Bookkeeping: SMBs should keep personal and business bank accounts separate

Avoid the mess of mixing your personal finances with your business finances by keeping your business bank account separate from your personal one. Establishing a business bank account is not difficult. Explore your options. Start by speaking to your preferred financial institution about opening an account that doesn’t include banking fees. If your existing bank doesn’t offer business accounts with minimal to no fees for small businesses, contact other banks to find out what they can do for you.

Bookkeeping: SMBs should get errors and omissions (E&O) insurance

Also referred to as professional liability insurance, E&O insurance protects you against claims or lawsuits alleging financial loss due to a service you provided, negligence, or failing to deliver a service as promised. It also covers your legal defence costs if you are sued, as well as any court-ordered monetary judgments or settlements up to your policy limit. E&O insurance usually accompanies other types of business insurance to provide your small business with a comprehensive policy, such as commercial general liability insurance and cyber liability insurance. You don’t want to get hit with a third-party lawsuit that ends up costing you thousands of dollars and threatens the survival of your business. So, include the cost of business insurance in your annual budget.

Bookkeeping: SMBs should use accounting and bookkeeping software

There’s nothing wrong with manually tracking your finances. But there are many small business accounting and bookkeeping software options available to automate certain tasks and make things easier while reducing the risk of errors.
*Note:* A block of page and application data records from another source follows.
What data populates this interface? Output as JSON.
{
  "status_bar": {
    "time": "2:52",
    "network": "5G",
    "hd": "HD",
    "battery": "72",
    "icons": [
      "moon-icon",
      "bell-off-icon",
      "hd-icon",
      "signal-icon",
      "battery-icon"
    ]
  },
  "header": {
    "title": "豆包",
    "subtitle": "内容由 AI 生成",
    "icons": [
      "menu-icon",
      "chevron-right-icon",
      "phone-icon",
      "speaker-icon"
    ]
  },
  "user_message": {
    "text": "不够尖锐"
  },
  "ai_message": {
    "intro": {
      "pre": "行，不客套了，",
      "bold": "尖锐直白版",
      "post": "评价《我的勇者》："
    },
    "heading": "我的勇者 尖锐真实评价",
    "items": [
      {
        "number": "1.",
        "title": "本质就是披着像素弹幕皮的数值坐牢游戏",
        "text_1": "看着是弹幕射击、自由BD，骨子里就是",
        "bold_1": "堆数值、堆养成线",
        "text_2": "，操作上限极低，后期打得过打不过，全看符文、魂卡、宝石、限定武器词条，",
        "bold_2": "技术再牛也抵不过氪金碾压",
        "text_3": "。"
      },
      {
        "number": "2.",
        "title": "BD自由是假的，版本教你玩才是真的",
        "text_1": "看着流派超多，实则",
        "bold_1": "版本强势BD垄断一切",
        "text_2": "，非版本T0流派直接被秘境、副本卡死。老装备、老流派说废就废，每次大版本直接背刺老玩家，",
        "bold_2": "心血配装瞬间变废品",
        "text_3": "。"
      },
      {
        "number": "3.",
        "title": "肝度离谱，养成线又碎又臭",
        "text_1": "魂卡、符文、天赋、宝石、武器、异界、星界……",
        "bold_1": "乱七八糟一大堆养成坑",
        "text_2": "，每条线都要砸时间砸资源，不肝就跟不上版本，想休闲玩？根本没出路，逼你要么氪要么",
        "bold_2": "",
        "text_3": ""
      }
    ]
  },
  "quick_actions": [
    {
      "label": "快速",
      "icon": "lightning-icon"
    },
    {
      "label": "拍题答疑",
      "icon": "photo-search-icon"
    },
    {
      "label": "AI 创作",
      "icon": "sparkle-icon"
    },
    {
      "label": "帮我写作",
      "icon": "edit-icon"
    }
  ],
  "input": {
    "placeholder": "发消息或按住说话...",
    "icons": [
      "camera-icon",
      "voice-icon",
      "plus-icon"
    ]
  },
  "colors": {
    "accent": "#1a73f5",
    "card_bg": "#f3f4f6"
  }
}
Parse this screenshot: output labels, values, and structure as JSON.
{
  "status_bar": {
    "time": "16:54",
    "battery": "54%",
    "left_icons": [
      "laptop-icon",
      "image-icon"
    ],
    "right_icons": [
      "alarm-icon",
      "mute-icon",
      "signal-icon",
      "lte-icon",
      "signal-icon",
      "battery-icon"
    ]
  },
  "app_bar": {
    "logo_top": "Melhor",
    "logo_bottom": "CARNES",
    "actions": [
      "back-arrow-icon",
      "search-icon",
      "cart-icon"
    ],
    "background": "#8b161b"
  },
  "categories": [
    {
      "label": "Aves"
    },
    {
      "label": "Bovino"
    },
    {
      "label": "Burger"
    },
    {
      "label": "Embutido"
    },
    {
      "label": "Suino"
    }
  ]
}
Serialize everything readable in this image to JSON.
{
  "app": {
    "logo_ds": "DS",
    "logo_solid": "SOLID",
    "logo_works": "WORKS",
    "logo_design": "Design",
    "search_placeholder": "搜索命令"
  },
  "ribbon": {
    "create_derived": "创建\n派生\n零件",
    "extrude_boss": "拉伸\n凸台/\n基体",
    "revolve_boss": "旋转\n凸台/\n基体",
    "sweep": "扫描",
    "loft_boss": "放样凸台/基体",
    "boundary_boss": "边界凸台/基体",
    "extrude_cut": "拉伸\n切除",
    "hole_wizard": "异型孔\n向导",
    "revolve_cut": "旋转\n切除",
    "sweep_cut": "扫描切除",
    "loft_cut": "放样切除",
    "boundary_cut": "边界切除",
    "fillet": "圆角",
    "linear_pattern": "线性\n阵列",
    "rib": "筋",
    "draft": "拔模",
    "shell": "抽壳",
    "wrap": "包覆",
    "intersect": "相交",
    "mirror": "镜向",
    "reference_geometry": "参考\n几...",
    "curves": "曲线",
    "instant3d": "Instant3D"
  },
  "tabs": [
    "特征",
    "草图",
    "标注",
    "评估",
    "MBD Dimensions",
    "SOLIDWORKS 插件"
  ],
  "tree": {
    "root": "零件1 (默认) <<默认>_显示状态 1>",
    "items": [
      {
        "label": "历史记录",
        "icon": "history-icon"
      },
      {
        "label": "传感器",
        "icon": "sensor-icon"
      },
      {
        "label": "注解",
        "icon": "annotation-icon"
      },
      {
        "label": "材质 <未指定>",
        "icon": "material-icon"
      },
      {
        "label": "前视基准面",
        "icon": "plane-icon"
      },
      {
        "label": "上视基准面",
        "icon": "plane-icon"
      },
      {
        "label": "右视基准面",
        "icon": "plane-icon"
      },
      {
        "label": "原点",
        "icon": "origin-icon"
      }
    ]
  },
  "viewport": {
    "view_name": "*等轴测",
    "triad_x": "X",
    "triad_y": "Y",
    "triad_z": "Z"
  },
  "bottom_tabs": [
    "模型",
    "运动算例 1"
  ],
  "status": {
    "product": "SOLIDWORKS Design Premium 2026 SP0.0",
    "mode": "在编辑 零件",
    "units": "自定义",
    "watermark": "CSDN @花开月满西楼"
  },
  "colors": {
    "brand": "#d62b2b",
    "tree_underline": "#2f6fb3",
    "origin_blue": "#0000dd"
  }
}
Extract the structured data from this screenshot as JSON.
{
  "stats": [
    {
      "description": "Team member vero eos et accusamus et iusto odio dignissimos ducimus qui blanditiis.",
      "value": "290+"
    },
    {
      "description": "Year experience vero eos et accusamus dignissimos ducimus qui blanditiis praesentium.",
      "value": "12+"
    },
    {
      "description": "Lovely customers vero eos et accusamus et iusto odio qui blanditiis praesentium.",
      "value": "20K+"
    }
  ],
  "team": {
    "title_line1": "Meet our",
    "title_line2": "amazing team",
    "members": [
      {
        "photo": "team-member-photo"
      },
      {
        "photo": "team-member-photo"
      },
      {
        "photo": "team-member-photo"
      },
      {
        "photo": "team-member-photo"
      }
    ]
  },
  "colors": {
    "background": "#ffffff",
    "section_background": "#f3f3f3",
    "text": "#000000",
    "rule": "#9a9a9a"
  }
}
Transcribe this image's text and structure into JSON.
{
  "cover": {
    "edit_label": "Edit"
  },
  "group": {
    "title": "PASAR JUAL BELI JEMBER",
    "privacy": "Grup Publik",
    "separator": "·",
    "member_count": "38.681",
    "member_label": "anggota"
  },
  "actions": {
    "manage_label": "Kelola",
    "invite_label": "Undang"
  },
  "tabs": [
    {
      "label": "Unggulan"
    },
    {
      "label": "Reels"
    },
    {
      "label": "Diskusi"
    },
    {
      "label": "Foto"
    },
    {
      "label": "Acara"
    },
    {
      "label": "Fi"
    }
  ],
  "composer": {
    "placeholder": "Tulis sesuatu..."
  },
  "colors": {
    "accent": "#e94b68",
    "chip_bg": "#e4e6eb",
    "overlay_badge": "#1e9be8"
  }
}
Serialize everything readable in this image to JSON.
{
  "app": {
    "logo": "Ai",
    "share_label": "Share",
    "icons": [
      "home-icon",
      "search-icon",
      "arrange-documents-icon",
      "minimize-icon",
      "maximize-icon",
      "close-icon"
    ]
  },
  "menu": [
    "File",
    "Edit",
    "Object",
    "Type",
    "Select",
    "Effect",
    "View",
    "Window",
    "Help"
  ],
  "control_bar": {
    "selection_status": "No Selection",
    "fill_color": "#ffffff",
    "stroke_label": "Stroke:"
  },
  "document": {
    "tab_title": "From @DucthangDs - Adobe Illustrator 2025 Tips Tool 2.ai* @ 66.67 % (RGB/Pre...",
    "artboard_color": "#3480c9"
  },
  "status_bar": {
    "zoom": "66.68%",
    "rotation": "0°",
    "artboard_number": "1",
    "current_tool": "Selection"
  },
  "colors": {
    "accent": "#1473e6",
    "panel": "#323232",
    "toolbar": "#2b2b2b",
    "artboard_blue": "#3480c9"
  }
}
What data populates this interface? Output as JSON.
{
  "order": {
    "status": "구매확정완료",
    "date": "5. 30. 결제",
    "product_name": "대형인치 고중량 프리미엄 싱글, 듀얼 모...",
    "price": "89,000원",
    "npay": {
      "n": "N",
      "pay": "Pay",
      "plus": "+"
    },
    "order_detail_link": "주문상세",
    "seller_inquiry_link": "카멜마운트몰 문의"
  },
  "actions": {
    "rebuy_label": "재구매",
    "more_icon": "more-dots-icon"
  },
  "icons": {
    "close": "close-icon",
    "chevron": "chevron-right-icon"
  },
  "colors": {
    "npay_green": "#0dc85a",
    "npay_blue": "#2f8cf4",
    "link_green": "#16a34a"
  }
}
Select software that’s designed for small businesses since they’ll provide templates to use that simplify inputting and tracking invoices, deposits, and other expenditures. Furthermore, by choosing a software platform that provides you with secure, offsite cloud-based storage, you can access your data at any time and from anywhere.

Bookkeeping: SMBs should outsource Payroll

It may be worthwhile to hire someone else (or a payroll company) to manage your employee payroll and reduce your administrative burden. If you choose payroll software, ensure it integrates with your accounting software to keep things all in one place. Outsourcing your payroll can help you save time, your employees will get paid on time, and ensures necessary payroll deductions are applied consistently. It also reduces any compliance risks you may face.

Content Marketing Manager

Liam Lahey is the Content Marketing Manager at Zensurance, an insurtech that simplifies how small businesses and independent professionals get business insurance. Get a free quote for your insurance needs by visiting